The term “demi” means two or more. Demisexuality describes someone who experiences romantic feelings only for members of their own gender. They are attracted to both men and women, but not necessarily at the same time. A person with demisexuality may have no desire to engage in any kind of sexual activity with anyone else, including partners of different genders. However they do experience strong emotional attractions towards members of their own gender (or other non-binary genders).
Demisexuality is a type of bisexuality. People who identify as bi-curious are attracted to both sexes, but not necessarily at the same time. For example, some people are exclusively gay while others enjoy having casual relationships with other guys and girls. Some people prefer heterosexual relationships while others like to explore their sexuality with multiple partners.
There are many other terms used to describe similar situations.
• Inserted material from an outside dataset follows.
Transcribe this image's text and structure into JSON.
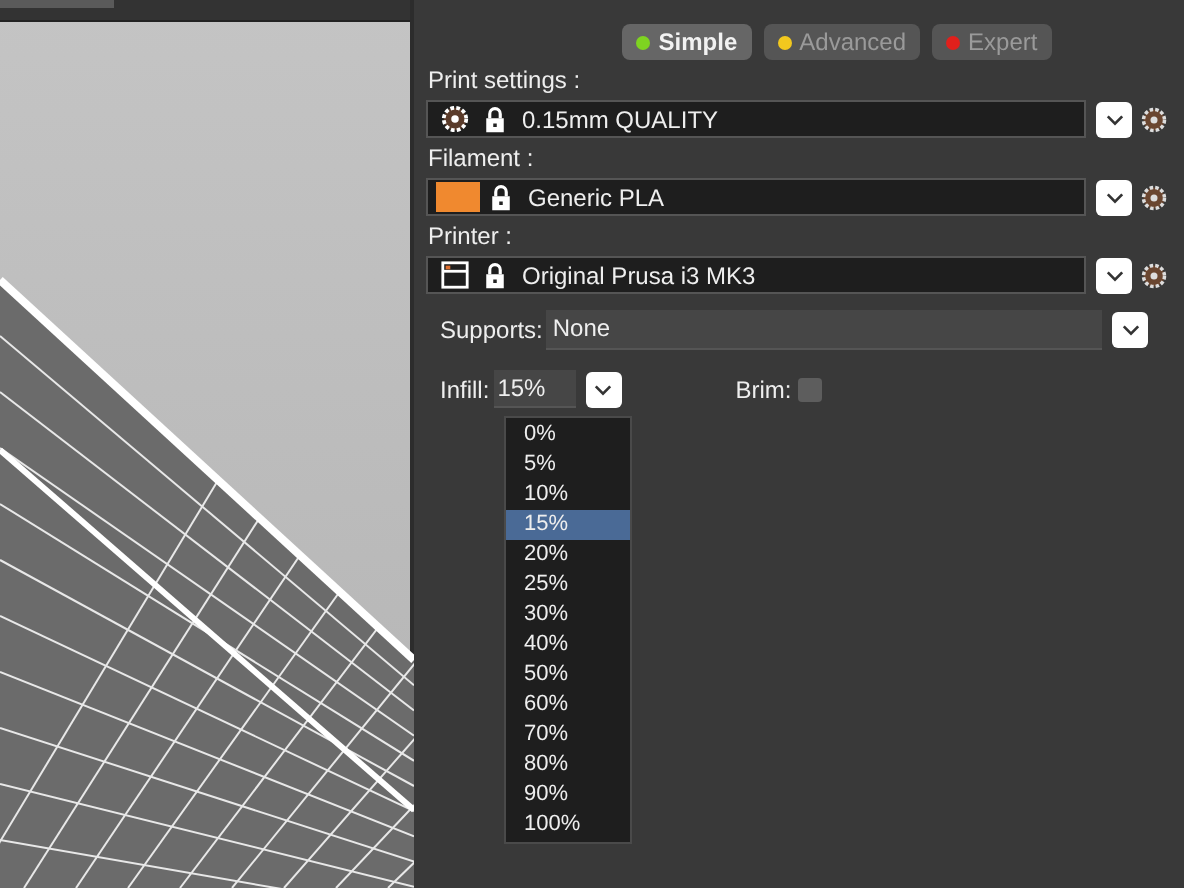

People who identify as pansexual feel no particular sexual preference. They don’t care what gender another person is attracted to, nor do they care if it’s the same gender or opposite gender. Pansexuals often choose not to label themselves because there isn’t a single definition for the word “pan”. Some pansexuals will say that they’re just happy being able to love everyone regardless of their sexual preferences.
Asexual people are individuals who experience little or no sexual attraction to others. They may experience other types of romantic attractions, but they don’t feel a need to act on these attractions with another person. In the past, there have been studies showing that up to 1/3 of all males experience some form of asexuality before puberty. Most of these boys end up being attracted to women in the future because society conditions men to be masculine and heterosexual.
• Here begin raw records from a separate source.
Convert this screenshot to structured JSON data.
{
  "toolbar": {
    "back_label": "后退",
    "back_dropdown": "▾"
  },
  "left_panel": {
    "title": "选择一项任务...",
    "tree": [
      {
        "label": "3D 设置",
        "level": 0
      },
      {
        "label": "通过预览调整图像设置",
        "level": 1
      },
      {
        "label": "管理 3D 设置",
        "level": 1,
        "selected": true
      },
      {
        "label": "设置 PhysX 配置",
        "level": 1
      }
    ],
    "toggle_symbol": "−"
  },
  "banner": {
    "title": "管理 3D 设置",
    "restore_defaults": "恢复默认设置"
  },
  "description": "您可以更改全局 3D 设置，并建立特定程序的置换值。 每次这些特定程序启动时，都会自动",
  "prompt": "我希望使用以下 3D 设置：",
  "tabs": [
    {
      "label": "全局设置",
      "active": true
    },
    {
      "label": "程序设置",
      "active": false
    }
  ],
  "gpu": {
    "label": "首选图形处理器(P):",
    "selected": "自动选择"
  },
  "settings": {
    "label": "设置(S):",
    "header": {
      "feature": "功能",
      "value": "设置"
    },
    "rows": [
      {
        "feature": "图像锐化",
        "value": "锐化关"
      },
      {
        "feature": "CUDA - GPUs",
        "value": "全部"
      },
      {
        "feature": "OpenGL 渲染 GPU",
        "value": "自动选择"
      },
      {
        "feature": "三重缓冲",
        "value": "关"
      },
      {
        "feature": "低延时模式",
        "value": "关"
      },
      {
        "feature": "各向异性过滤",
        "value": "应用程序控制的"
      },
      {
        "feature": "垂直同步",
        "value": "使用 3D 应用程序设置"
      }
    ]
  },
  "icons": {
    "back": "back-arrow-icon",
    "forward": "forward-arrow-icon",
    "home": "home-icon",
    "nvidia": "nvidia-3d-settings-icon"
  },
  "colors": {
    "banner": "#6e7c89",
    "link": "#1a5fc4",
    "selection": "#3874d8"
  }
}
The types of attraction you experience aren’t as simple as just being attracted to “men” or “women”. There are several different types of attractions that may be part of your personality.
People who are androsexual feel sexually attracted to people with a particular set of genitalia. That is to say, people who are androsexual feel sexually attracted to men. This term is often confused with being gay. Being gay means that a person is attracted to individuals of the same gender.
People who are hetero-romantic feel romantically attracted to people of the opposite gender. These people may also be androsexual or gynesexual, but that isn’t necessarily true for everyone. There are many people who feel romantic attractions to both males and females.
People who are gynesexual feel sexually attracted to people with a particular set of genitalia. That is to say, people who are gynesexual feel sexually attracted to women. This term is often confused with being lesbian. Being lesbian means that a person is attracted to individuals of the same gender.
Pansexuals, People Who Are Bisexual?
Many people are under the impression that pansexuals are just another word for bisexuals. Bisexuals are attracted to both males and females, while pansexuals are attracted to the same degree to members of all gender identities. Many pansexuals feel that the term “bisexual” is inadequate to explain their complex set of attractions.
People Who Are Demisexual, Asexual?
Many people are under the impression that demisexuals are a special type of asexual. The truth is, demisexuals are simply a special type or orientation of people who only experience sexual attraction after forming an emotional bond with someone. Many demisexuals also identify as asexual. This is because many of them feel they do not have enough interest in having a sexual relationship with anyone.
Sources & references used in this article:
Deconstructing sexual orientation: Understanding the phenomena of sexual orientation by TS Stein – Journal of Homosexuality, 1997 – Taylor & Francis
Defining and measuring sexual orientation: A review by RL Sell – Archives of sexual behavior, 1997 – Springer
Conceptualization of sexual orientation identity among sexual minorities: Patterns across sexual and gender identity by MP Galupo, KS Davis, AL Grynkiewicz… – Journal of …, 2014 – Taylor & Francis
Defining and measuring sexual orientation for research by RL Sell – The health of sexual minorities, 2007 – Springer